You see, there is one important fact that must be a part of this story.

The child in question, who has struggled so mightily, was adopted.

So the question to the not-so-silent observer was obvious. Why would you have ever taken on a child who would cause you such pain, force you to make such sacrifices, and occasionally remove any sense of control you had from your life?

Horrified, I thought to myself, "Would anyone dare ask such a question to a mother whose biological child was such a burden?" On first thought, it would seem unlikely. The implication of the question my friend was subjected to bespeaks one of the tragic misconceptions of adoption:

Children raised by their birth parents never struggle, while adopted children always do.

But, as we who have parented the children we have birthed we know the fallacy of that argument. We understand the role God's grace plays in the lives of all our children--birth or adopted. Sadly, however, as I thought a little longer, it dawned on me that birth mothers are all too often asked this question as well. The only difference is in the timing. Mothers who are given a frightening prenatal diagnosis hear that same question when they decide to continue a pregnancy with a child whom the world deems less-than-perfect.

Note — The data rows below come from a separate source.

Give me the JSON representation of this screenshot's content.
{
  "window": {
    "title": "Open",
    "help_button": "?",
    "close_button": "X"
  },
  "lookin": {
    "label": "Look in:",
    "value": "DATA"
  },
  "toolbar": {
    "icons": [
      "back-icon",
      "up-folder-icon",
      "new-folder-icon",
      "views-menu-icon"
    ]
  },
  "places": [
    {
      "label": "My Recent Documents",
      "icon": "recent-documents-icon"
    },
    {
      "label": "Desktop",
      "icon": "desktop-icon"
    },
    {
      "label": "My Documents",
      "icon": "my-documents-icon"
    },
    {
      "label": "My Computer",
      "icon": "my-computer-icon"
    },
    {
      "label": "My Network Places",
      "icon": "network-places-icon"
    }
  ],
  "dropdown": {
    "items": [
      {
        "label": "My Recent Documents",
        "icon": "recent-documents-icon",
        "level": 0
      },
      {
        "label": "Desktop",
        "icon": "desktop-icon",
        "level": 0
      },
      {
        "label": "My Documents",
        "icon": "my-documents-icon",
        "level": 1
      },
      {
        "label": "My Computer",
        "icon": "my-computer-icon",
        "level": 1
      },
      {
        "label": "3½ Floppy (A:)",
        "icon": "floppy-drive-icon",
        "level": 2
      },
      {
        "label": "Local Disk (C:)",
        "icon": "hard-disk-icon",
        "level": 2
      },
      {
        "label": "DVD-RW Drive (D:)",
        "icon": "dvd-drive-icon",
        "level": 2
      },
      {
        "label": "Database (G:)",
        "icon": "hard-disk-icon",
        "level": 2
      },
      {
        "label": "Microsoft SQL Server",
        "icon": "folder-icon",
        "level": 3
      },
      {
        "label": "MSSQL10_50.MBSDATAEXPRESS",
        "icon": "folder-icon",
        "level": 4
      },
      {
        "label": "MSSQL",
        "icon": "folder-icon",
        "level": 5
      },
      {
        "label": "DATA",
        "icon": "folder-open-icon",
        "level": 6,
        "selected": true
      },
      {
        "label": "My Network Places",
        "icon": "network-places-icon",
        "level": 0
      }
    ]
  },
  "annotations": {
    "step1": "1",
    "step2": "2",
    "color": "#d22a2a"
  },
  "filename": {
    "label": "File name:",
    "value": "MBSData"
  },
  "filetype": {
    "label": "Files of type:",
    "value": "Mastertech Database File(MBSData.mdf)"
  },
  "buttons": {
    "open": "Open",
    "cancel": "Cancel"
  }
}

What would you have said to such an intrusive (and by intrusive, I mean rude) question? I'm finishing my thoughts on this but I'd like to hear what you all have to say.


Eileen said...

How about, "Because he's my son."

...paired with an incredulous look that leaves no doubt as to the inappropriateness of the question -- and that the conversation is over.

And a mental check: Don't talk about issues like this with that person anymore.

I think it's important to be very, very selective about with whom, and how, I share my struggles with my children. Often, when people hear someone share frustrations and difficulties, they think it's because the person wants out. They also tend to "side" with you, and to think less of the one who is causing you such pain (which is not fair to your child).

Barb, sfo said...

People never fail to astound me in their capacity to be rude.

I will pray for your friend today....and I think Eileen's comment above has a lot of wisdom behind it.

Kristina said...

I like Eileen's comment. I would add, "Because I love him."

Maureen said...

"Because I'm his Mom."
Having a family that is a mixture of colors I sometimes get the strangest comments. I always presume the best intentions and answer never know when it might make someone stop and think about their preconceptions.

Anne said...

As a mother to both biological and adoptive children, I tell them and others that it is GOD who built my family and it is GOD who will give me the graces needed to parent each of them. But that does not mean that I won't struggle.

One child is not better than another. Each is unique and an individual, but I love them all. God loves each of us as individuals. He died for each of us, not as a 'unit.' And if they have any comments about my children, they better bring up to God first. Then they can make a comment to me.

Becky said...

Oh, that is such a terrible comment. Basically she is chose this so you deserve it. Horrible. I don't know what I would say...I know I can't think of anything kind...or clean! It makes me sad that women aren't more supportive of each other...especially as mothers. God bless this mom and I'm sending my love through prayers for her...and the dork who made that comment.

scmom (Barbara) said...

I have no idea what I would say to someone posing such a rude question. It might be equally rude. I know, however, that I ask myself this question all the time and my children are all biologically mine! Yes, all kids provide their own special headaches (and heartaches) to their parents. But, that's what parenting is all about -- it's a combination of trial and joy.

Life in Fitzville said...

Some comments are not even worth a response... but I like that first one... because he is my son.

I will also say that while I haven't had anyone be so blunt, I have had people pose the same question to me.